m


#19

All, It is truly good to hear from bench jewelers whining about
their current status as paid employees in the jewelry industry.
You should try being a stone cutter in this industry. Slave
labor and slanted marketing has taken the value right out of
precious You want to shake up the industry. Do the
following. #1 - Refuse to repair the junk jewelry. That includes
resizing rigs from TV junk shows. #2 - Refuse to mount stones
from supply houses that buy from slave nations. #3 - Unionize or
organize. Set minimum standards for work, pay, benefits, etc. #4

  • Do not work for stores that piece out their production. Divide
    and conquer strategy by the owners. #5 - Sponsor congressional
    mandates to standardize and regulate our industry. Do not whine
    if you are not willing to stand up and do something about it.
    Gerry Galarneau

#20

Jewelers of the world unite!

The message is that you have to be organized if you don’t want
to be exploited. This has been the case for labor since time
immemorial. We live in the world’s most aggressively
capitalistic society of all times in which the guiding principle
is to charge the most that the market will bear and pay the
least that the market will bear. Paying low wages is not only
not unfair, it is what any good capitalist is supposed to do.

The only valid response to this exploitation, now as ever, is to
organize. This is of course not going to be easy to do. But one
thing that is making it easier is the Net, and this list is a
perfect example of a viable means of communication that can help.
How many of you would be willing to work on this?

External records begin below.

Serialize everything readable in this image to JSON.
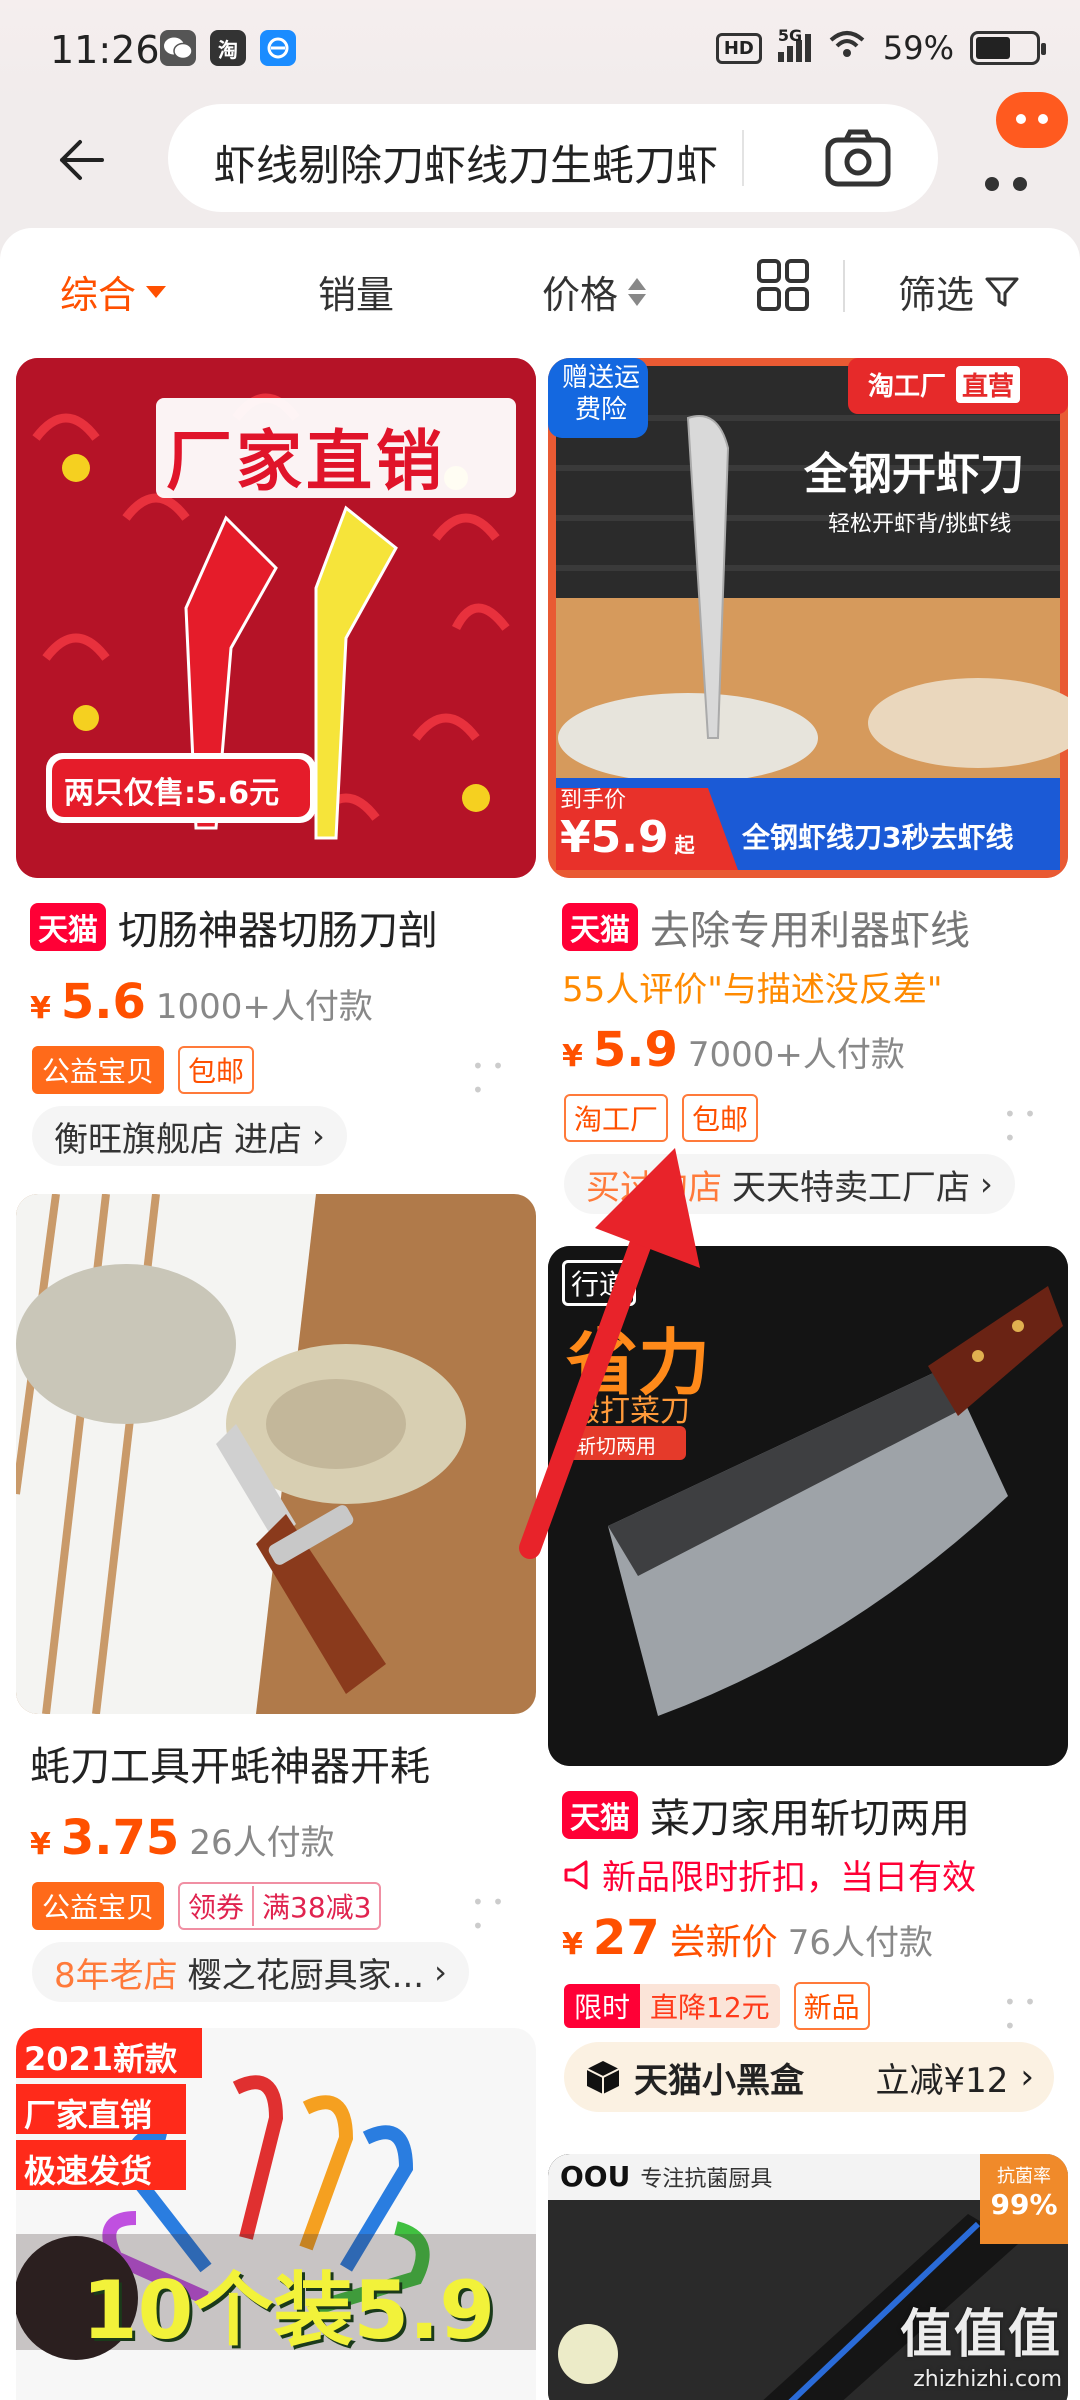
{
  "status_bar": {
    "time": "11:26",
    "network": "5G",
    "battery_percent": "59%",
    "battery_level": 0.59,
    "hd_label": "HD"
  },
  "header": {
    "search_text": "虾线剔除刀虾线刀生蚝刀虾"
  },
  "filter_bar": {
    "comprehensive": "综合",
    "sales": "销量",
    "price": "价格",
    "filter": "筛选"
  },
  "products": [
    {
      "title": "切肠神器切肠刀剖",
      "platform": "天猫",
      "price": "5.6",
      "sales": "1000+人付款",
      "tags": [
        "公益宝贝",
        "包邮"
      ],
      "shop_name": "衡旺旗舰店",
      "shop_action": "进店",
      "image_banner": "厂家直销",
      "image_price_badge": "两只仅售:5.6元"
    },
    {
      "title": "去除专用利器虾线",
      "platform": "天猫",
      "review": "55人评价\"与描述没反差\"",
      "price": "5.9",
      "sales": "7000+人付款",
      "tags": [
        "淘工厂",
        "包邮"
      ],
      "shop_prefix": "买过的店",
      "shop_name": "天天特卖工厂店",
      "image_badge_free": "赠送运费险",
      "image_brand": "淘工厂",
      "image_brand_sub": "直营",
      "image_headline": "全钢开虾刀",
      "image_sub": "轻松开虾背/挑虾线",
      "image_price_label": "到手价",
      "image_price": "¥5.9",
      "image_price_suffix": "起",
      "image_bottom": "全钢虾线刀3秒去虾线"
    },
    {
      "title": "蚝刀工具开蚝神器开耗",
      "price": "3.75",
      "sales": "26人付款",
      "tags": [
        "公益宝贝",
        "领券",
        "满38减3"
      ],
      "shop_prefix": "8年老店",
      "shop_name": "樱之花厨具家..."
    },
    {
      "title": "菜刀家用斩切两用",
      "platform": "天猫",
      "promo": "新品限时折扣，当日有效",
      "price": "27",
      "price_label": "尝新价",
      "sales": "76人付款",
      "tags": [
        "限时",
        "直降12元",
        "新品"
      ],
      "blackbox_label": "天猫小黑盒",
      "blackbox_offer": "立减¥12",
      "image_brand": "行道",
      "image_headline": "省力",
      "image_sub": "锻打菜刀",
      "image_tag": "斩切两用"
    },
    {
      "image_lines": [
        "2021新款",
        "厂家直销",
        "极速发货"
      ],
      "image_bottom": "10个装5.9"
    },
    {
      "image_brand": "OOU",
      "image_sub": "专注抗菌厨具",
      "image_badge_top": "抗菌率",
      "image_badge_value": "99%"
    }
  ],
  "watermark": {
    "big": "值值值",
    "small": "zhizhizhi.com"
  },
  "colors": {
    "accent": "#ff5000",
    "tmall": "#ff0036",
    "arrow": "#e8232a"
  }
}
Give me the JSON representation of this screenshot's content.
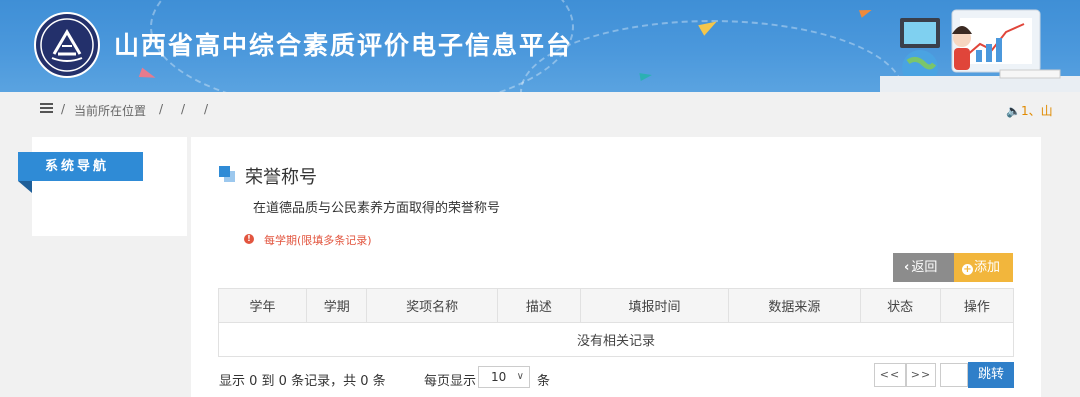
{
  "header": {
    "title": "山西省高中综合素质评价电子信息平台",
    "logo_icon": "school-emblem-icon",
    "brand_color": "#3f8fd6"
  },
  "breadcrumb": {
    "menu_icon": "hamburger-menu-icon",
    "current_location_label": "当前所在位置",
    "separator": "/",
    "notice_text": "🔈1、山"
  },
  "sidebar": {
    "nav_title": "系统导航"
  },
  "section": {
    "title": "荣誉称号",
    "description": "在道德品质与公民素养方面取得的荣誉称号",
    "warning_text": "每学期(限填多条记录)",
    "warning_icon": "exclamation-circle-icon",
    "warning_glyph": "!",
    "warning_color": "#e2553f"
  },
  "toolbar": {
    "back_label": "返回",
    "back_icon": "chevron-left-icon",
    "add_label": "添加",
    "add_icon": "plus-circle-icon"
  },
  "table": {
    "columns": [
      "学年",
      "学期",
      "奖项名称",
      "描述",
      "填报时间",
      "数据来源",
      "状态",
      "操作"
    ],
    "empty_text": "没有相关记录"
  },
  "pager": {
    "info": "显示 0 到 0 条记录，共 0 条",
    "per_page_label": "每页显示",
    "per_page_value": "10",
    "unit": "条",
    "prev_label": "<<",
    "next_label": ">>",
    "page_input": "",
    "jump_label": "跳转"
  }
}
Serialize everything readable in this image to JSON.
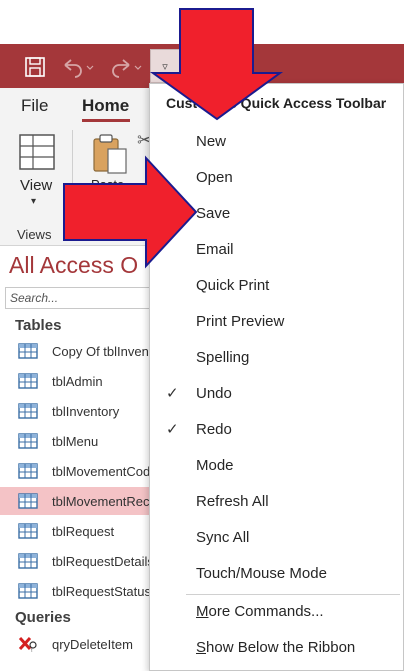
{
  "colors": {
    "brand": "#a4373a",
    "arrow_fill": "#f0202c",
    "arrow_stroke": "#1b1b8f",
    "selected_row": "#f4c3c6"
  },
  "qat": {
    "save_icon": "save-icon",
    "undo_icon": "undo-icon",
    "redo_icon": "redo-icon",
    "customize_glyph": "▿"
  },
  "ribbon": {
    "tabs": [
      {
        "label": "File"
      },
      {
        "label": "Home"
      }
    ],
    "views": {
      "button_label": "View",
      "group_label": "Views"
    },
    "paste_label": "Paste"
  },
  "nav_pane": {
    "title": "All Access O",
    "search_placeholder": "Search...",
    "sections": [
      {
        "header": "Tables",
        "items": [
          {
            "label": "Copy Of tblInven",
            "icon": "table-icon"
          },
          {
            "label": "tblAdmin",
            "icon": "table-icon"
          },
          {
            "label": "tblInventory",
            "icon": "table-icon"
          },
          {
            "label": "tblMenu",
            "icon": "table-icon"
          },
          {
            "label": "tblMovementCod",
            "icon": "table-icon"
          },
          {
            "label": "tblMovementRec",
            "icon": "table-icon",
            "selected": true
          },
          {
            "label": "tblRequest",
            "icon": "table-icon"
          },
          {
            "label": "tblRequestDetails",
            "icon": "table-icon"
          },
          {
            "label": "tblRequestStatus",
            "icon": "table-icon"
          }
        ]
      },
      {
        "header": "Queries",
        "items": [
          {
            "label": "qryDeleteItem",
            "icon": "delete-query-icon"
          }
        ]
      }
    ]
  },
  "menu": {
    "title": "Customize Quick Access Toolbar",
    "items": [
      {
        "label": "New",
        "checked": false
      },
      {
        "label": "Open",
        "checked": false
      },
      {
        "label": "Save",
        "checked": true
      },
      {
        "label": "Email",
        "checked": false
      },
      {
        "label": "Quick Print",
        "checked": false
      },
      {
        "label": "Print Preview",
        "checked": false
      },
      {
        "label": "Spelling",
        "checked": false
      },
      {
        "label": "Undo",
        "checked": true
      },
      {
        "label": "Redo",
        "checked": true
      },
      {
        "label": "Mode",
        "checked": false
      },
      {
        "label": "Refresh All",
        "checked": false
      },
      {
        "label": "Sync All",
        "checked": false
      },
      {
        "label": "Touch/Mouse Mode",
        "checked": false
      }
    ],
    "footer_items": [
      {
        "label": "More Commands...",
        "accel": "M"
      },
      {
        "label": "Show Below the Ribbon",
        "accel": "S"
      }
    ],
    "check_glyph": "✓"
  }
}
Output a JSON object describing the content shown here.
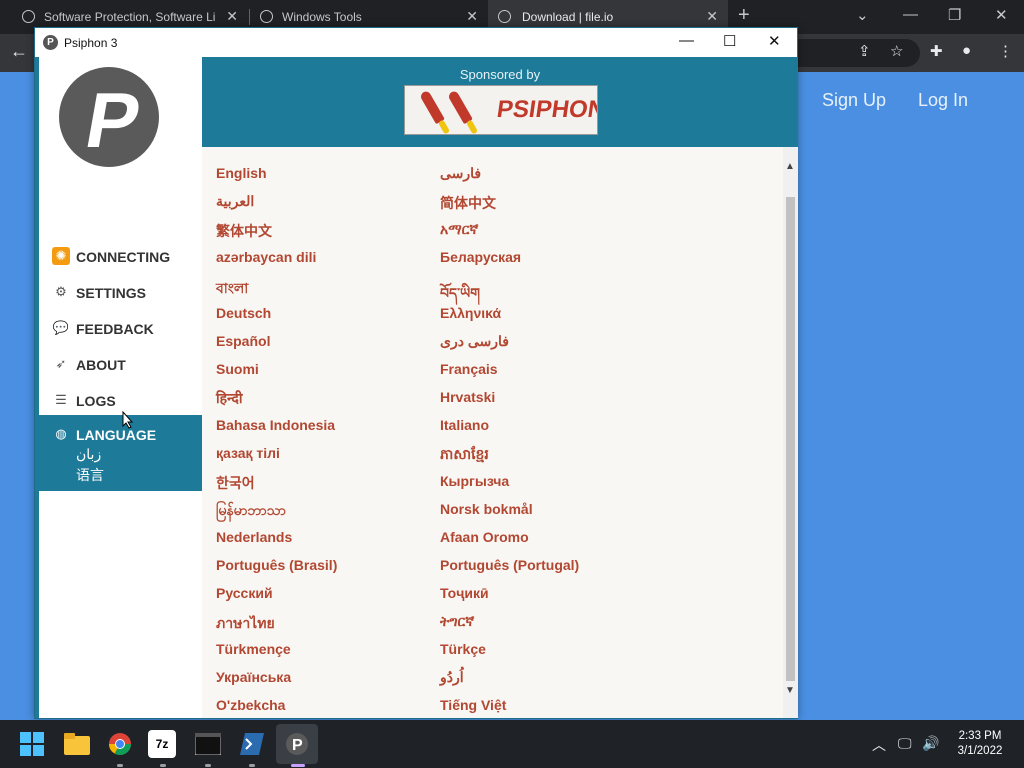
{
  "browser": {
    "tabs": [
      {
        "label": "Software Protection, Software Li",
        "active": false
      },
      {
        "label": "Windows Tools",
        "active": false
      },
      {
        "label": "Download | file.io",
        "active": true
      }
    ],
    "new_tab_symbol": "+"
  },
  "webpage": {
    "sign_up": "Sign Up",
    "log_in": "Log In"
  },
  "psiphon": {
    "title": "Psiphon 3",
    "logo_letter": "P",
    "nav": [
      {
        "label": "CONNECTING",
        "icon": "status-icon"
      },
      {
        "label": "SETTINGS",
        "icon": "gear-icon"
      },
      {
        "label": "FEEDBACK",
        "icon": "chat-icon"
      },
      {
        "label": "ABOUT",
        "icon": "rocket-icon"
      },
      {
        "label": "LOGS",
        "icon": "list-icon"
      },
      {
        "label": "LANGUAGE",
        "icon": "globe-icon",
        "sub1": "زبان",
        "sub2": "语言"
      }
    ],
    "sponsor_text": "Sponsored by",
    "sponsor_banner_text": "PSIPHON",
    "languages_left": [
      "English",
      "العربية",
      "繁体中文",
      "azərbaycan dili",
      "বাংলা",
      "Deutsch",
      "Español",
      "Suomi",
      "हिन्दी",
      "Bahasa Indonesia",
      "қазақ тілі",
      "한국어",
      "မြန်မာဘာသာ",
      "Nederlands",
      "Português (Brasil)",
      "Русский",
      "ภาษาไทย",
      "Türkmençe",
      "Українська",
      "O'zbekcha"
    ],
    "languages_right": [
      "فارسی",
      "简体中文",
      "አማርኛ",
      "Беларуская",
      "བོད་ཡིག",
      "Ελληνικά",
      "فارسی دری",
      "Français",
      "Hrvatski",
      "Italiano",
      "ភាសាខ្មែរ",
      "Кыргызча",
      "Norsk bokmål",
      "Afaan Oromo",
      "Português (Portugal)",
      "Тоҷикӣ",
      "ትግርኛ",
      "Türkçe",
      "اُردُو",
      "Tiếng Việt"
    ]
  },
  "taskbar": {
    "time": "2:33 PM",
    "date": "3/1/2022"
  },
  "colors": {
    "psiphon_teal": "#1d7a98",
    "language_link": "#b24732",
    "web_bg": "#4a8fe2"
  }
}
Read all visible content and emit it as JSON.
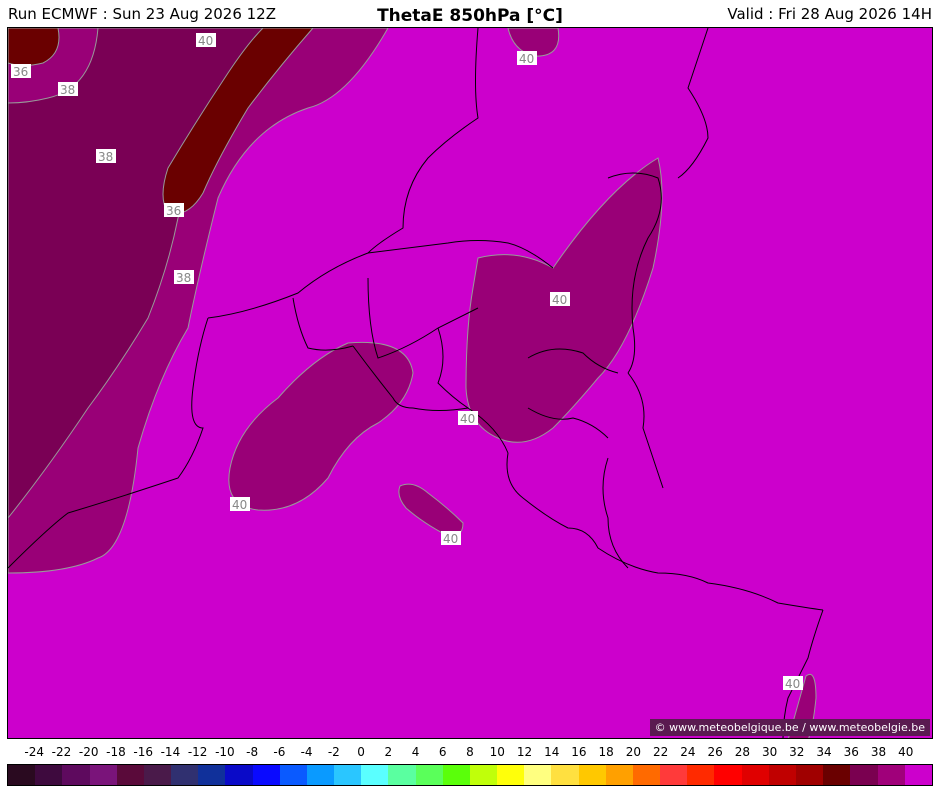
{
  "header": {
    "run": "Run ECMWF : Sun 23 Aug 2026 12Z",
    "title": "ThetaE 850hPa [°C]",
    "valid": "Valid : Fri 28 Aug 2026 14H"
  },
  "credit": "© www.meteobelgique.be / www.meteobelgie.be",
  "contour_labels": [
    "36",
    "38",
    "40"
  ],
  "legend": {
    "ticks": [
      "-24",
      "-22",
      "-20",
      "-18",
      "-16",
      "-14",
      "-12",
      "-10",
      "-8",
      "-6",
      "-4",
      "-2",
      "0",
      "2",
      "4",
      "6",
      "8",
      "10",
      "12",
      "14",
      "16",
      "18",
      "20",
      "22",
      "24",
      "26",
      "28",
      "30",
      "32",
      "34",
      "36",
      "38",
      "40"
    ],
    "colors": [
      "#2a0a20",
      "#3e0a3e",
      "#5e0a5e",
      "#7a147a",
      "#5a0a3a",
      "#4a1a4a",
      "#303070",
      "#10309a",
      "#0a0ac8",
      "#0a0aff",
      "#0a5aff",
      "#0a9aff",
      "#2ac6ff",
      "#5affff",
      "#5affa0",
      "#5aff5a",
      "#5aff0a",
      "#c0ff0a",
      "#ffff0a",
      "#ffff80",
      "#ffe040",
      "#ffc800",
      "#ffa000",
      "#ff6a00",
      "#ff3a3a",
      "#ff2a00",
      "#ff0000",
      "#e00000",
      "#c00000",
      "#a00000",
      "#6a0000",
      "#7a0050",
      "#a0007a",
      "#cc00cc"
    ]
  },
  "colors": {
    "field_40": "#cc00cc",
    "field_38": "#990077",
    "field_36": "#7a0055",
    "field_34": "#6a0000"
  }
}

Riccardo Accurso
Ricco Gallery of Contemporary Art Jewelry
125 W German St /PO Box 883
Shepherdstown, WV 25443-0883